◆ EXERCISE REQUIREMENTS:
In the entries below, identify every line with the string "JSON" and copy it.
#### SOURCE DATA ####
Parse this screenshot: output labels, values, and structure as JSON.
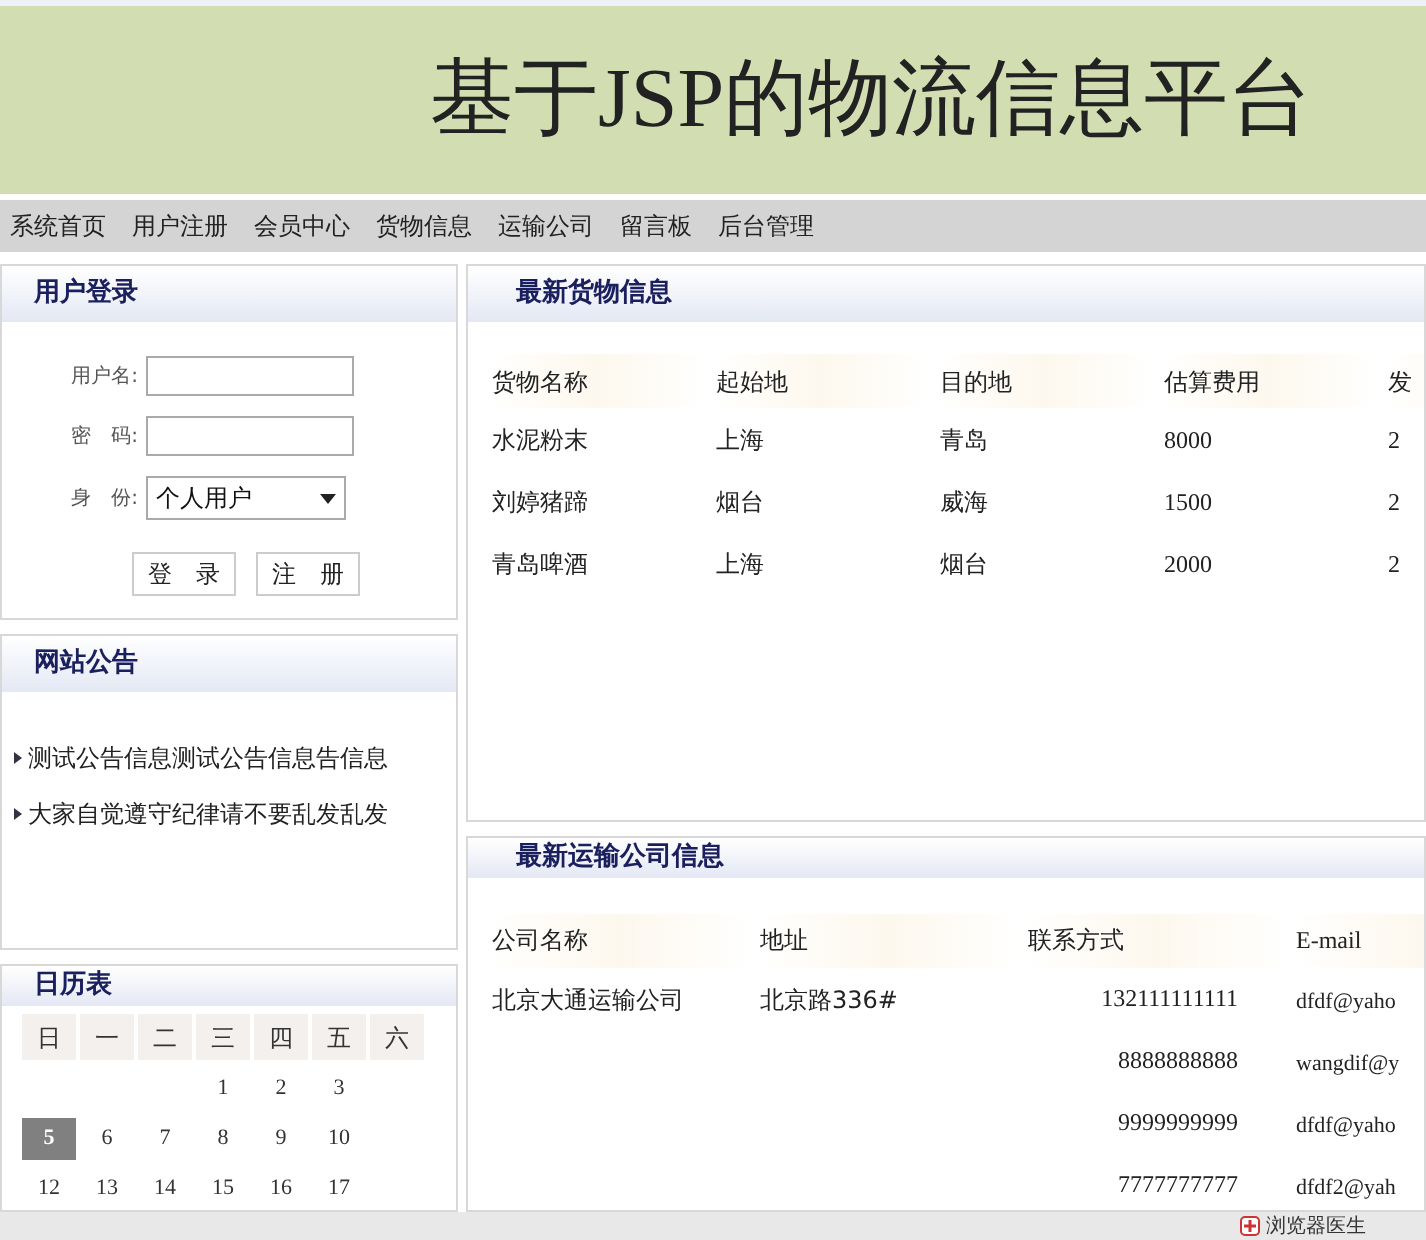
{
  "header": {
    "title": "基于JSP的物流信息平台"
  },
  "nav": [
    "系统首页",
    "用户注册",
    "会员中心",
    "货物信息",
    "运输公司",
    "留言板",
    "后台管理"
  ],
  "login": {
    "title": "用户登录",
    "fields": [
      {
        "kind": "text",
        "label": "用户名:"
      },
      {
        "kind": "text",
        "label": "密　码:"
      },
      {
        "kind": "select",
        "label": "身　份:",
        "value": "个人用户"
      }
    ],
    "buttons": [
      "登　录",
      "注　册"
    ]
  },
  "notices": {
    "title": "网站公告",
    "items": [
      "测试公告信息测试公告信息告信息",
      "大家自觉遵守纪律请不要乱发乱发"
    ]
  },
  "calendar": {
    "title": "日历表",
    "weekdays": [
      "日",
      "一",
      "二",
      "三",
      "四",
      "五",
      "六"
    ],
    "weeks": [
      [
        {
          "kind": "empty"
        },
        {
          "kind": "empty"
        },
        {
          "kind": "empty"
        },
        {
          "kind": "day",
          "day": "1",
          "selected": false
        },
        {
          "kind": "day",
          "day": "2",
          "selected": false
        },
        {
          "kind": "day",
          "day": "3",
          "selected": false
        }
      ],
      [
        {
          "kind": "day",
          "day": "5",
          "selected": true
        },
        {
          "kind": "day",
          "day": "6",
          "selected": false
        },
        {
          "kind": "day",
          "day": "7",
          "selected": false
        },
        {
          "kind": "day",
          "day": "8",
          "selected": false
        },
        {
          "kind": "day",
          "day": "9",
          "selected": false
        },
        {
          "kind": "day",
          "day": "10",
          "selected": false
        }
      ],
      [
        {
          "kind": "day",
          "day": "12",
          "selected": false
        },
        {
          "kind": "day",
          "day": "13",
          "selected": false
        },
        {
          "kind": "day",
          "day": "14",
          "selected": false
        },
        {
          "kind": "day",
          "day": "15",
          "selected": false
        },
        {
          "kind": "day",
          "day": "16",
          "selected": false
        },
        {
          "kind": "day",
          "day": "17",
          "selected": false
        }
      ]
    ]
  },
  "cargo": {
    "title": "最新货物信息",
    "columns": [
      "货物名称",
      "起始地",
      "目的地",
      "估算费用",
      "发"
    ],
    "rows": [
      [
        "水泥粉末",
        "上海",
        "青岛",
        "8000",
        "2"
      ],
      [
        "刘婷猪蹄",
        "烟台",
        "威海",
        "1500",
        "2"
      ],
      [
        "青岛啤酒",
        "上海",
        "烟台",
        "2000",
        "2"
      ]
    ]
  },
  "companies": {
    "title": "最新运输公司信息",
    "columns": [
      "公司名称",
      "地址",
      "联系方式",
      "E-mail"
    ],
    "rows": [
      {
        "name": "北京大通运输公司",
        "address": "北京路336#",
        "phone": "132111111111",
        "email": "dfdf@yaho"
      },
      {
        "phone": "8888888888",
        "email": "wangdif@y"
      },
      {
        "phone": "9999999999",
        "email": "dfdf@yaho"
      },
      {
        "phone": "7777777777",
        "email": "dfdf2@yah"
      }
    ]
  },
  "status_bar": {
    "text": "浏览器医生"
  }
}
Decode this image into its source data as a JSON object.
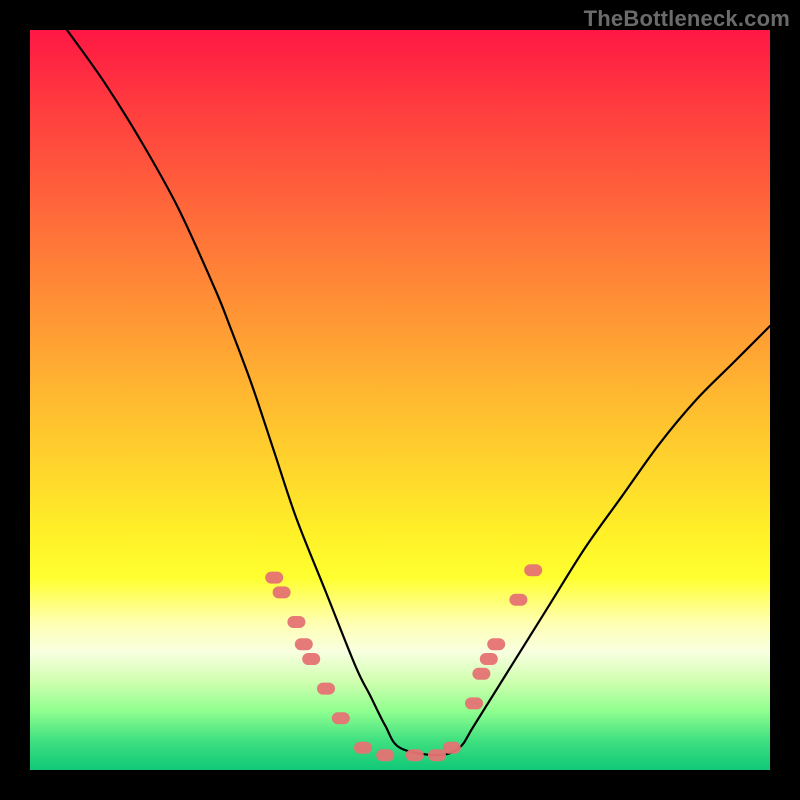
{
  "watermark": "TheBottleneck.com",
  "chart_data": {
    "type": "line",
    "title": "",
    "xlabel": "",
    "ylabel": "",
    "xlim": [
      0,
      100
    ],
    "ylim": [
      0,
      100
    ],
    "grid": false,
    "legend": false,
    "background_gradient": {
      "stops": [
        {
          "pos": 0,
          "color": "#ff1744"
        },
        {
          "pos": 50,
          "color": "#ffd82c"
        },
        {
          "pos": 74,
          "color": "#ffff30"
        },
        {
          "pos": 84,
          "color": "#f8ffe0"
        },
        {
          "pos": 100,
          "color": "#10c878"
        }
      ]
    },
    "series": [
      {
        "name": "bottleneck-curve",
        "style": "solid",
        "color": "#000000",
        "x": [
          5,
          10,
          15,
          20,
          25,
          27,
          30,
          33,
          36,
          40,
          44,
          46,
          48,
          50,
          55,
          58,
          60,
          65,
          70,
          75,
          80,
          85,
          90,
          95,
          100
        ],
        "y": [
          100,
          93,
          85,
          76,
          65,
          60,
          52,
          43,
          34,
          24,
          14,
          10,
          6,
          3,
          2,
          3,
          6,
          14,
          22,
          30,
          37,
          44,
          50,
          55,
          60
        ]
      }
    ],
    "markers": [
      {
        "name": "highlight-dots",
        "color": "#e57373",
        "shape": "pill",
        "points": [
          {
            "x": 33,
            "y": 26
          },
          {
            "x": 34,
            "y": 24
          },
          {
            "x": 36,
            "y": 20
          },
          {
            "x": 37,
            "y": 17
          },
          {
            "x": 38,
            "y": 15
          },
          {
            "x": 40,
            "y": 11
          },
          {
            "x": 42,
            "y": 7
          },
          {
            "x": 45,
            "y": 3
          },
          {
            "x": 48,
            "y": 2
          },
          {
            "x": 52,
            "y": 2
          },
          {
            "x": 55,
            "y": 2
          },
          {
            "x": 57,
            "y": 3
          },
          {
            "x": 60,
            "y": 9
          },
          {
            "x": 61,
            "y": 13
          },
          {
            "x": 62,
            "y": 15
          },
          {
            "x": 63,
            "y": 17
          },
          {
            "x": 66,
            "y": 23
          },
          {
            "x": 68,
            "y": 27
          }
        ]
      }
    ]
  }
}
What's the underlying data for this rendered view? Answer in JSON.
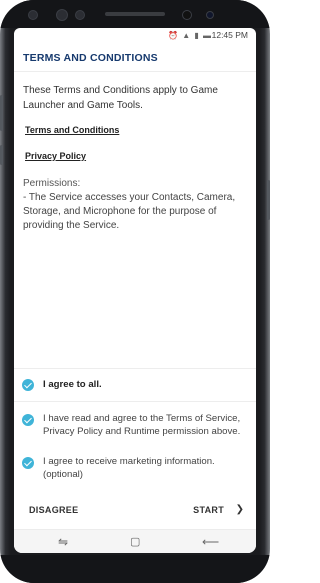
{
  "status_bar": {
    "time": "12:45 PM",
    "icons": [
      "alarm-icon",
      "wifi-icon",
      "signal-icon",
      "battery-icon"
    ]
  },
  "header": {
    "title": "TERMS AND CONDITIONS"
  },
  "body": {
    "intro": "These Terms and Conditions apply to Game Launcher and Game Tools.",
    "links": [
      "Terms and Conditions",
      "Privacy Policy"
    ],
    "permissions_heading": "Permissions:",
    "permissions_text": "- The Service accesses your Contacts, Camera, Storage, and Microphone for the purpose of providing the Service."
  },
  "agreements": {
    "all": {
      "label": "I agree to all.",
      "checked": true
    },
    "items": [
      {
        "label": "I have read and agree to the Terms of Service, Privacy Policy and Runtime permission above.",
        "checked": true
      },
      {
        "label": "I agree to receive marketing information. (optional)",
        "checked": true
      }
    ]
  },
  "footer": {
    "disagree_label": "DISAGREE",
    "start_label": "START"
  },
  "nav_bar": {
    "icons": [
      "recents-icon",
      "home-icon",
      "back-icon"
    ]
  },
  "colors": {
    "accent": "#3fb4d8",
    "title": "#173a6e"
  }
}
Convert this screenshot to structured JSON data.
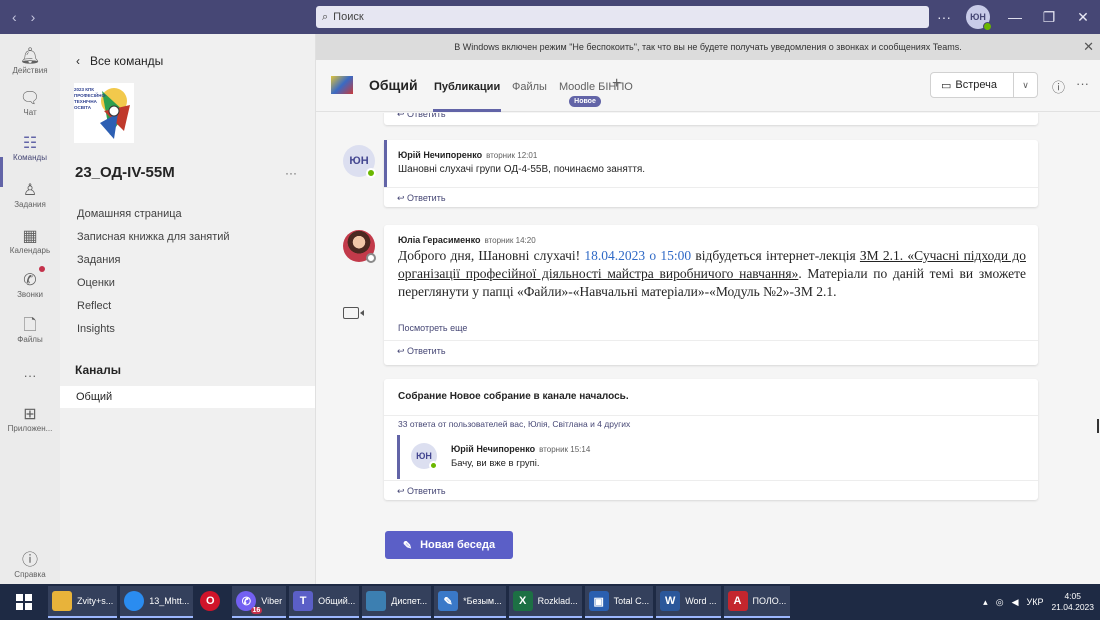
{
  "titlebar": {
    "back_icon": "chevron-left",
    "forward_icon": "chevron-right",
    "search_placeholder": "Поиск",
    "more": "···",
    "avatar_initials": "ЮН"
  },
  "rail": {
    "items": [
      {
        "label": "Действия",
        "icon": "bell"
      },
      {
        "label": "Чат",
        "icon": "chat"
      },
      {
        "label": "Команды",
        "icon": "teams"
      },
      {
        "label": "Задания",
        "icon": "assignments"
      },
      {
        "label": "Календарь",
        "icon": "calendar"
      },
      {
        "label": "Звонки",
        "icon": "phone"
      },
      {
        "label": "Файлы",
        "icon": "file"
      },
      {
        "label": "···",
        "icon": "more"
      },
      {
        "label": "Приложен...",
        "icon": "apps"
      },
      {
        "label": "Справка",
        "icon": "help"
      }
    ]
  },
  "team": {
    "back_label": "Все команды",
    "logo_text": "2023 КПК ПРОФЕСІЙНО-ТЕХНІЧНА ОСВІТА",
    "name": "23_ОД-IV-55М",
    "more": "···",
    "links": [
      "Домашняя страница",
      "Записная книжка для занятий",
      "Задания",
      "Оценки",
      "Reflect",
      "Insights"
    ],
    "channels_heading": "Каналы",
    "channel": "Общий"
  },
  "banner": {
    "text": "В Windows включен режим \"Не беспокоить\", так что вы не будете получать уведомления о звонках и сообщениях Teams."
  },
  "header": {
    "title": "Общий",
    "tabs": [
      "Публикации",
      "Файлы",
      "Moodle БІНПО"
    ],
    "new_badge": "Новое",
    "meet_label": "Встреча",
    "colors": {
      "accent": "#6264a7"
    }
  },
  "feed": {
    "reply_label": "Ответить",
    "posts": [
      {
        "initials": "ЮН",
        "author": "Юрій Нечипоренко",
        "time": "вторник 12:01",
        "text": "Шановні слухачі групи ОД-4-55В, починаємо заняття."
      },
      {
        "author": "Юліа Герасименко",
        "time": "вторник 14:20",
        "text_a": "Доброго дня, Шановні слухачі! ",
        "text_b": "18.04.2023 о 15:00",
        "text_c": " відбудеться інтернет-лекція ",
        "text_d": "ЗМ 2.1. «Сучасні підходи до організації професійної діяльності майстра виробничого навчання»",
        "text_e": ". Матеріали по даній темі ви зможете переглянути у папці «Файли»-«Навчальні матеріали»-«Модуль №2»-ЗМ 2.1.",
        "see_more": "Посмотреть еще"
      }
    ],
    "meeting": {
      "title": "Собрание Новое собрание в канале началось.",
      "replies_summary": "33 ответа от пользователей вас, Юлія, Світлана и 4 других",
      "reply": {
        "initials": "ЮН",
        "author": "Юрій Нечипоренко",
        "time": "вторник 15:14",
        "text": "Бачу, ви вже в групі."
      }
    },
    "new_conversation": "Новая беседа"
  },
  "taskbar": {
    "items": [
      {
        "label": "Zvity+s...",
        "icon": "folder",
        "color": "#e8b33a"
      },
      {
        "label": "13_Mhtt...",
        "icon": "chrome",
        "color": "#2a8cf0"
      },
      {
        "label": "",
        "icon": "opera",
        "color": "#d0142a"
      },
      {
        "label": "Viber",
        "icon": "viber",
        "color": "#7360f2",
        "count": "16"
      },
      {
        "label": "Общий...",
        "icon": "teams",
        "color": "#5b5fc7"
      },
      {
        "label": "Диспет...",
        "icon": "task-manager",
        "color": "#3c7fb1"
      },
      {
        "label": "*Безым...",
        "icon": "paint",
        "color": "#3a79c8"
      },
      {
        "label": "Rozklad...",
        "icon": "excel",
        "color": "#1d7044"
      },
      {
        "label": "Total C...",
        "icon": "total-commander",
        "color": "#2a5fb0"
      },
      {
        "label": "Word ...",
        "icon": "word",
        "color": "#2b579a"
      },
      {
        "label": "ПОЛО...",
        "icon": "pdf",
        "color": "#c4262e"
      }
    ],
    "lang": "УКР",
    "time": "4:05",
    "date": "21.04.2023"
  }
}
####
◆ SOLUTION BELOW:
Parse this screenshot: output labels, values, and structure as JSON.
Decode this image into its source data as a JSON object.
What's the underlying data for this rendered view? Answer in JSON.
Convert this screenshot to structured JSON data.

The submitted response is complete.